__What you are asked to do__.
Find every line in the records below that contains "true", and copy it.

__Dataset rows describing interfaces__.

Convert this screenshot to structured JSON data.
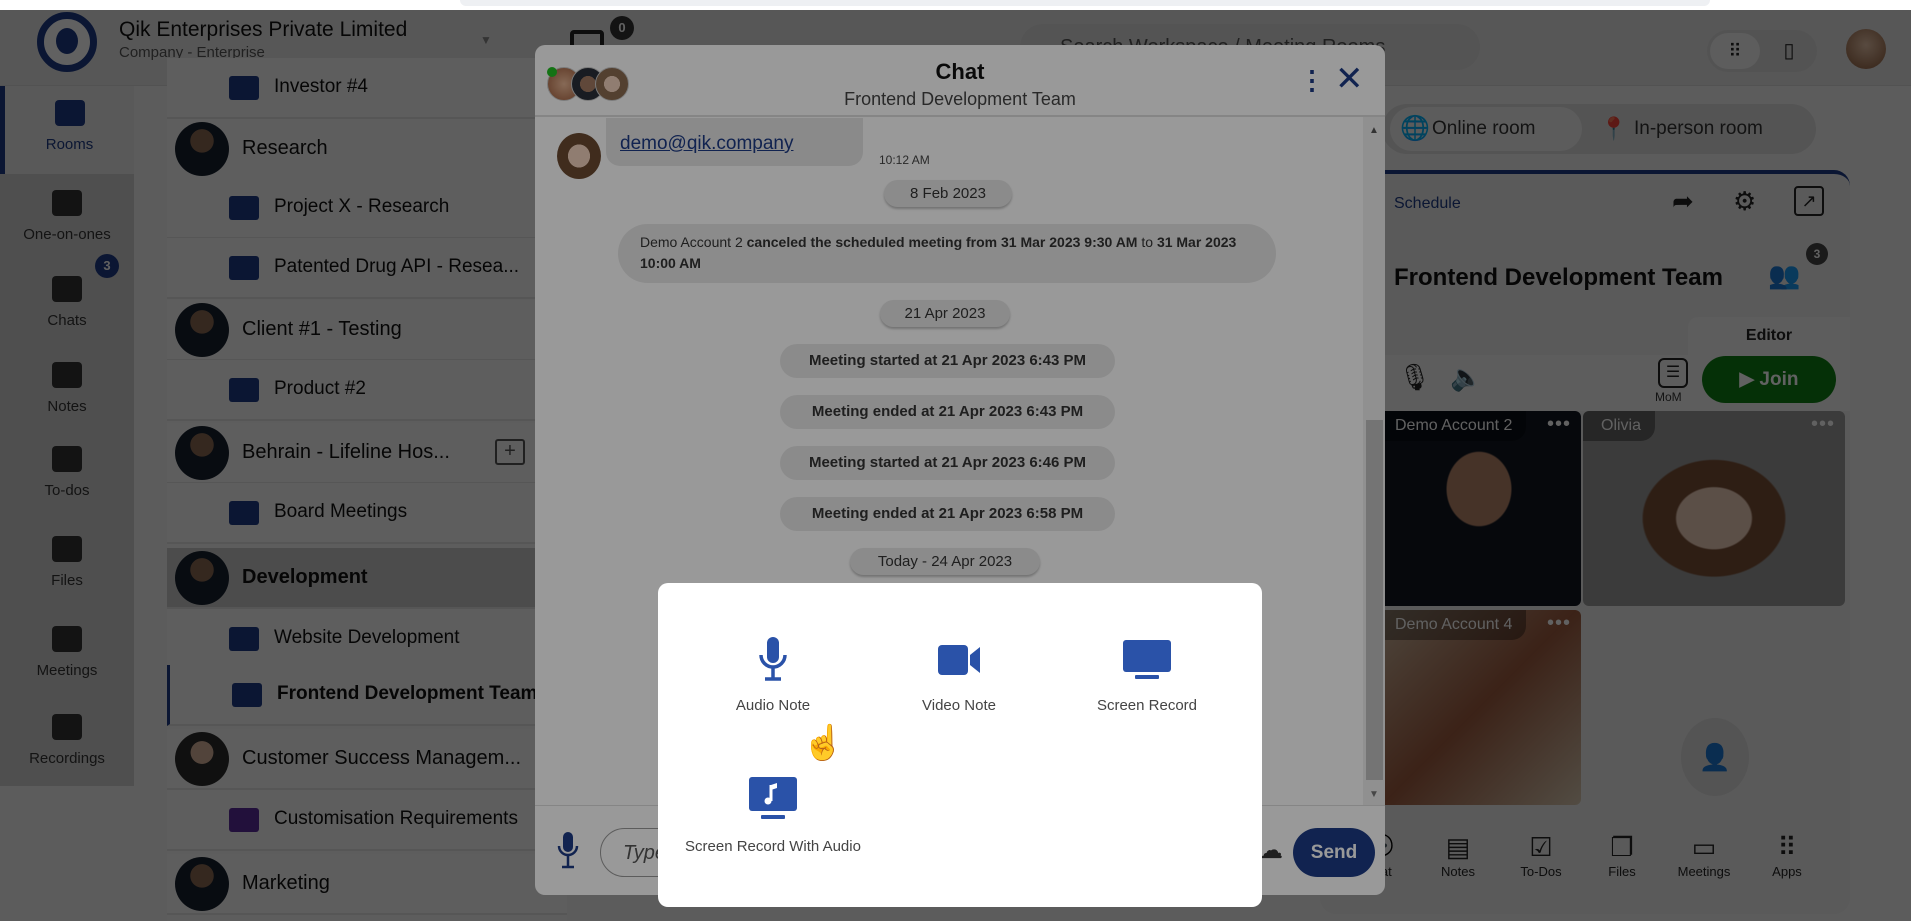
{
  "header": {
    "company": "Qik Enterprises Private Limited",
    "subtitle": "Company - Enterprise",
    "notification_count": "0",
    "search_placeholder": "Search Workspace / Meeting Rooms"
  },
  "nav": [
    {
      "label": "Rooms",
      "icon": "rooms-icon",
      "active": true
    },
    {
      "label": "One-on-ones",
      "icon": "people-icon"
    },
    {
      "label": "Chats",
      "icon": "chat-bubble-icon",
      "badge": "3"
    },
    {
      "label": "Notes",
      "icon": "notes-icon"
    },
    {
      "label": "To-dos",
      "icon": "todo-icon"
    },
    {
      "label": "Files",
      "icon": "files-icon"
    },
    {
      "label": "Meetings",
      "icon": "meetings-icon"
    },
    {
      "label": "Recordings",
      "icon": "recordings-icon"
    }
  ],
  "rooms": [
    {
      "label": "Investor #4",
      "type": "child"
    },
    {
      "label": "Research",
      "type": "parent"
    },
    {
      "label": "Project X - Research",
      "type": "child"
    },
    {
      "label": "Patented Drug API - Resea...",
      "type": "child"
    },
    {
      "label": "Client #1 - Testing",
      "type": "parent"
    },
    {
      "label": "Product #2",
      "type": "child"
    },
    {
      "label": "Behrain - Lifeline Hos...",
      "type": "parent"
    },
    {
      "label": "Board Meetings",
      "type": "child"
    },
    {
      "label": "Development",
      "type": "parent",
      "selected": true
    },
    {
      "label": "Website Development",
      "type": "child"
    },
    {
      "label": "Frontend Development Team",
      "type": "child",
      "current": true
    },
    {
      "label": "Customer Success Managem...",
      "type": "parent",
      "female": true
    },
    {
      "label": "Customisation Requirements",
      "type": "child",
      "color": "purple"
    },
    {
      "label": "Marketing",
      "type": "parent"
    }
  ],
  "right": {
    "online_room": "Online room",
    "inperson_room": "In-person room",
    "schedule": "Schedule",
    "title": "Frontend Development Team",
    "participants_count": "3",
    "editor_tab": "Editor",
    "mom_label": "MoM",
    "join_label": "Join",
    "tiles": [
      "Demo Account 2",
      "Olivia",
      "Demo Account 4"
    ],
    "bottom_tools": [
      "Chat",
      "Notes",
      "To-Dos",
      "Files",
      "Meetings",
      "Apps"
    ]
  },
  "chat": {
    "title": "Chat",
    "subtitle": "Frontend Development Team",
    "message": {
      "text": "demo@qik.company",
      "time": "10:12 AM"
    },
    "date1": "8 Feb 2023",
    "cancel": {
      "actor": "Demo Account 2",
      "mid": " canceled the scheduled meeting from 31 Mar 2023 9:30 AM",
      "to": " to ",
      "end": "31 Mar 2023 10:00 AM"
    },
    "date2": "21 Apr 2023",
    "events": [
      "Meeting started at 21 Apr 2023 6:43 PM",
      "Meeting ended at 21 Apr 2023 6:43 PM",
      "Meeting started at 21 Apr 2023 6:46 PM",
      "Meeting ended at 21 Apr 2023 6:58 PM"
    ],
    "date3": "Today - 24 Apr 2023",
    "input_placeholder": "Type",
    "send": "Send"
  },
  "attach_menu": [
    {
      "label": "Audio Note",
      "icon": "microphone-icon"
    },
    {
      "label": "Video Note",
      "icon": "video-camera-icon"
    },
    {
      "label": "Screen Record",
      "icon": "monitor-icon"
    },
    {
      "label": "Screen Record With Audio",
      "icon": "monitor-music-icon"
    }
  ],
  "colors": {
    "brand": "#1d3b85",
    "accent": "#2a52a8",
    "join": "#0d7d12",
    "online": "#22c022"
  }
}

__Answer to the problem__.
      "active": true
      "selected": true
      "current": true
      "female": true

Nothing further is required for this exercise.